What to produce
If a record holds a picture, leave the picture out and repeat everything else exactly.

Material for the task

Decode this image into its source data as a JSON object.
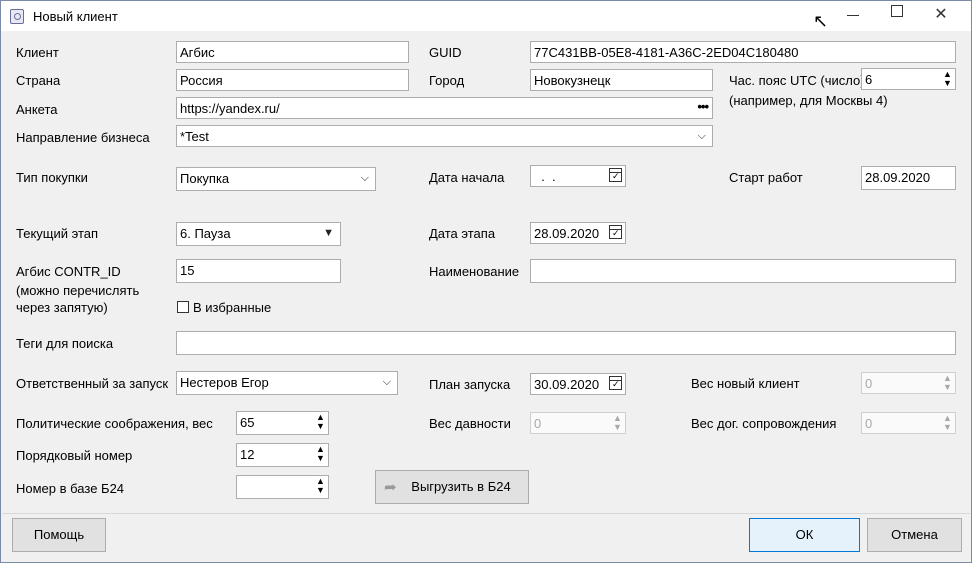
{
  "window": {
    "title": "Новый клиент"
  },
  "client": {
    "label": "Клиент",
    "value": "Агбис"
  },
  "guid": {
    "label": "GUID",
    "value": "77C431BB-05E8-4181-A36C-2ED04C180480"
  },
  "country": {
    "label": "Страна",
    "value": "Россия"
  },
  "city": {
    "label": "Город",
    "value": "Новокузнецк"
  },
  "timezone": {
    "label": "Час. пояс UTC (число)",
    "hint": "(например, для Москвы 4)",
    "value": "6"
  },
  "survey": {
    "label": "Анкета",
    "value": "https://yandex.ru/",
    "button": "•••"
  },
  "business": {
    "label": "Направление бизнеса",
    "value": "*Test"
  },
  "purchase_type": {
    "label": "Тип покупки",
    "value": "Покупка"
  },
  "start_date": {
    "label": "Дата начала",
    "value": "  .  ."
  },
  "work_start": {
    "label": "Старт работ",
    "value": "28.09.2020"
  },
  "current_stage": {
    "label": "Текущий этап",
    "value": "6. Пауза"
  },
  "stage_date": {
    "label": "Дата этапа",
    "value": "28.09.2020"
  },
  "contr_id": {
    "label1": "Агбис CONTR_ID",
    "label2": "(можно перечислять",
    "label3": "через запятую)",
    "value": "15"
  },
  "name": {
    "label": "Наименование",
    "value": ""
  },
  "favorite": {
    "label": "В избранные"
  },
  "tags": {
    "label": "Теги для поиска",
    "value": ""
  },
  "responsible": {
    "label": "Ответственный за запуск",
    "value": "Нестеров Егор"
  },
  "launch_plan": {
    "label": "План запуска",
    "value": "30.09.2020"
  },
  "weight_new": {
    "label": "Вес новый клиент",
    "value": "0"
  },
  "political": {
    "label": "Политические соображения, вес",
    "value": "65"
  },
  "weight_age": {
    "label": "Вес давности",
    "value": "0"
  },
  "weight_contract": {
    "label": "Вес дог. сопровождения",
    "value": "0"
  },
  "ordinal": {
    "label": "Порядковый номер",
    "value": "12"
  },
  "b24_number": {
    "label": "Номер в базе Б24",
    "value": ""
  },
  "buttons": {
    "export": "Выгрузить в Б24",
    "help": "Помощь",
    "ok": "ОК",
    "cancel": "Отмена"
  }
}
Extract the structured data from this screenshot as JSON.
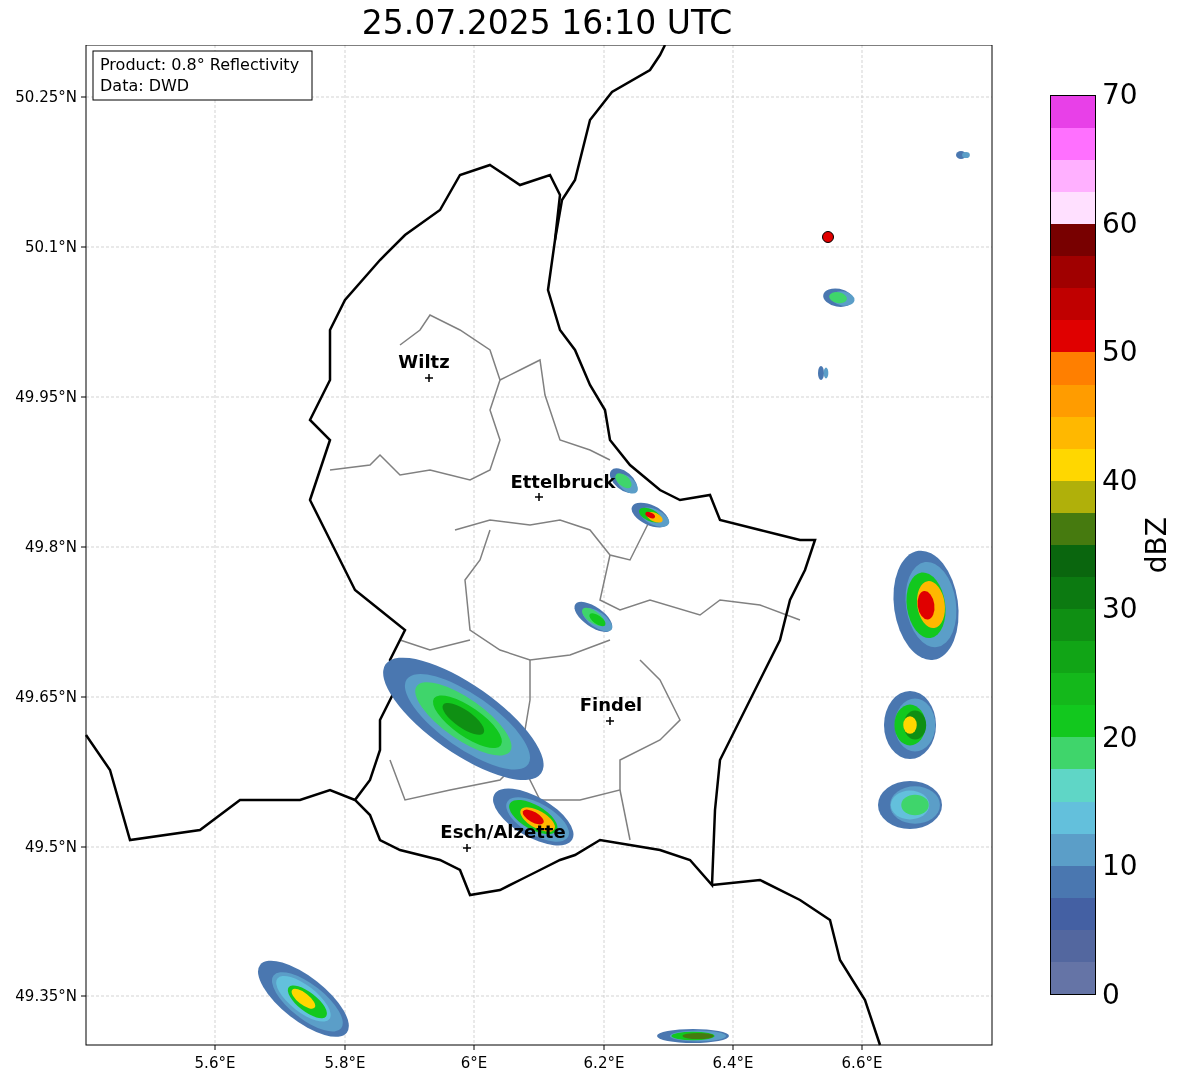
{
  "title": "25.07.2025 16:10 UTC",
  "info_box": {
    "lines": [
      "Product: 0.8° Reflectivity",
      "Data: DWD"
    ]
  },
  "map": {
    "yticks": [
      "50.25°N",
      "50.1°N",
      "49.95°N",
      "49.8°N",
      "49.65°N",
      "49.5°N",
      "49.35°N"
    ],
    "xticks": [
      "5.6°E",
      "5.8°E",
      "6°E",
      "6.2°E",
      "6.4°E",
      "6.6°E"
    ],
    "cities": [
      {
        "name": "Wiltz"
      },
      {
        "name": "Ettelbruck"
      },
      {
        "name": "Findel"
      },
      {
        "name": "Esch/Alzette"
      }
    ]
  },
  "colorbar": {
    "label": "dBZ",
    "ticks": [
      "70",
      "60",
      "50",
      "40",
      "30",
      "20",
      "10",
      "0"
    ],
    "bins": [
      {
        "color": "#6574a6"
      },
      {
        "color": "#53679f"
      },
      {
        "color": "#4460a3"
      },
      {
        "color": "#4a77b0"
      },
      {
        "color": "#5b9ec8"
      },
      {
        "color": "#63c0dc"
      },
      {
        "color": "#5fd6c6"
      },
      {
        "color": "#3fd56b"
      },
      {
        "color": "#12c81e"
      },
      {
        "color": "#14b81b"
      },
      {
        "color": "#11a516"
      },
      {
        "color": "#0f8f13"
      },
      {
        "color": "#0c7a11"
      },
      {
        "color": "#0a660e"
      },
      {
        "color": "#467a0f"
      },
      {
        "color": "#b0b00a"
      },
      {
        "color": "#ffd700"
      },
      {
        "color": "#ffb800"
      },
      {
        "color": "#ff9c00"
      },
      {
        "color": "#ff7f00"
      },
      {
        "color": "#e00000"
      },
      {
        "color": "#c00000"
      },
      {
        "color": "#a00000"
      },
      {
        "color": "#780000"
      },
      {
        "color": "#ffe0ff"
      },
      {
        "color": "#ffb0ff"
      },
      {
        "color": "#ff70ff"
      },
      {
        "color": "#e840e8"
      }
    ]
  }
}
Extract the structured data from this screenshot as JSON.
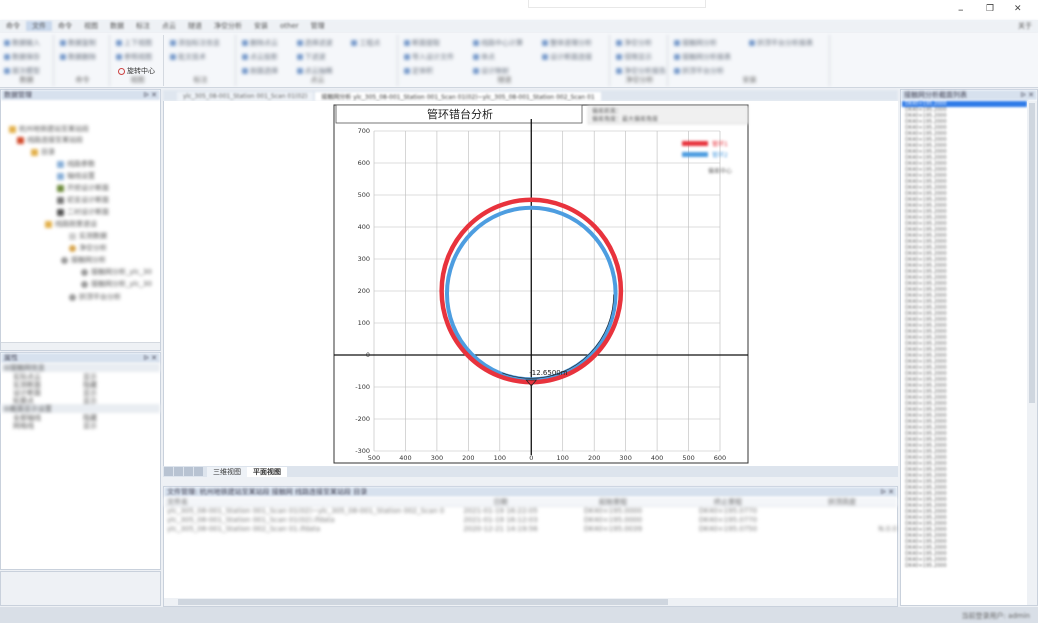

Answer to this task
Decode this image into its source data as a JSON object.
{
  "window": {
    "title": "Новый клиент"
  },
  "client": {
    "label": "Клиент",
    "value": "Агбис"
  },
  "guid": {
    "label": "GUID",
    "value": "77C431BB-05E8-4181-A36C-2ED04C180480"
  },
  "country": {
    "label": "Страна",
    "value": "Россия"
  },
  "city": {
    "label": "Город",
    "value": "Новокузнецк"
  },
  "timezone": {
    "label": "Час. пояс UTC (число)",
    "hint": "(например, для Москвы 4)",
    "value": "6"
  },
  "survey": {
    "label": "Анкета",
    "value": "https://yandex.ru/",
    "button": "•••"
  },
  "business": {
    "label": "Направление бизнеса",
    "value": "*Test"
  },
  "purchase_type": {
    "label": "Тип покупки",
    "value": "Покупка"
  },
  "start_date": {
    "label": "Дата начала",
    "value": "  .  ."
  },
  "work_start": {
    "label": "Старт работ",
    "value": "28.09.2020"
  },
  "current_stage": {
    "label": "Текущий этап",
    "value": "6. Пауза"
  },
  "stage_date": {
    "label": "Дата этапа",
    "value": "28.09.2020"
  },
  "contr_id": {
    "label1": "Агбис CONTR_ID",
    "label2": "(можно перечислять",
    "label3": "через запятую)",
    "value": "15"
  },
  "name": {
    "label": "Наименование",
    "value": ""
  },
  "favorite": {
    "label": "В избранные"
  },
  "tags": {
    "label": "Теги для поиска",
    "value": ""
  },
  "responsible": {
    "label": "Ответственный за запуск",
    "value": "Нестеров Егор"
  },
  "launch_plan": {
    "label": "План запуска",
    "value": "30.09.2020"
  },
  "weight_new": {
    "label": "Вес новый клиент",
    "value": "0"
  },
  "political": {
    "label": "Политические соображения, вес",
    "value": "65"
  },
  "weight_age": {
    "label": "Вес давности",
    "value": "0"
  },
  "weight_contract": {
    "label": "Вес дог. сопровождения",
    "value": "0"
  },
  "ordinal": {
    "label": "Порядковый номер",
    "value": "12"
  },
  "b24_number": {
    "label": "Номер в базе Б24",
    "value": ""
  },
  "buttons": {
    "export": "Выгрузить в Б24",
    "help": "Помощь",
    "ok": "ОК",
    "cancel": "Отмена"
  }
}
Extract the structured data from this screenshot as JSON.
{
  "title": "25.07.2025 16:10 UTC",
  "info_box": {
    "lines": [
      "Product: 0.8° Reflectivity",
      "Data: DWD"
    ]
  },
  "map": {
    "yticks": [
      "50.25°N",
      "50.1°N",
      "49.95°N",
      "49.8°N",
      "49.65°N",
      "49.5°N",
      "49.35°N"
    ],
    "xticks": [
      "5.6°E",
      "5.8°E",
      "6°E",
      "6.2°E",
      "6.4°E",
      "6.6°E"
    ],
    "cities": [
      {
        "name": "Wiltz"
      },
      {
        "name": "Ettelbruck"
      },
      {
        "name": "Findel"
      },
      {
        "name": "Esch/Alzette"
      }
    ]
  },
  "colorbar": {
    "label": "dBZ",
    "ticks": [
      "70",
      "60",
      "50",
      "40",
      "30",
      "20",
      "10",
      "0"
    ],
    "bins": [
      {
        "color": "#6574a6"
      },
      {
        "color": "#53679f"
      },
      {
        "color": "#4460a3"
      },
      {
        "color": "#4a77b0"
      },
      {
        "color": "#5b9ec8"
      },
      {
        "color": "#63c0dc"
      },
      {
        "color": "#5fd6c6"
      },
      {
        "color": "#3fd56b"
      },
      {
        "color": "#12c81e"
      },
      {
        "color": "#14b81b"
      },
      {
        "color": "#11a516"
      },
      {
        "color": "#0f8f13"
      },
      {
        "color": "#0c7a11"
      },
      {
        "color": "#0a660e"
      },
      {
        "color": "#467a0f"
      },
      {
        "color": "#b0b00a"
      },
      {
        "color": "#ffd700"
      },
      {
        "color": "#ffb800"
      },
      {
        "color": "#ff9c00"
      },
      {
        "color": "#ff7f00"
      },
      {
        "color": "#e00000"
      },
      {
        "color": "#c00000"
      },
      {
        "color": "#a00000"
      },
      {
        "color": "#780000"
      },
      {
        "color": "#ffe0ff"
      },
      {
        "color": "#ffb0ff"
      },
      {
        "color": "#ff70ff"
      },
      {
        "color": "#e840e8"
      }
    ]
  }
}
Extract the structured data from this screenshot as JSON.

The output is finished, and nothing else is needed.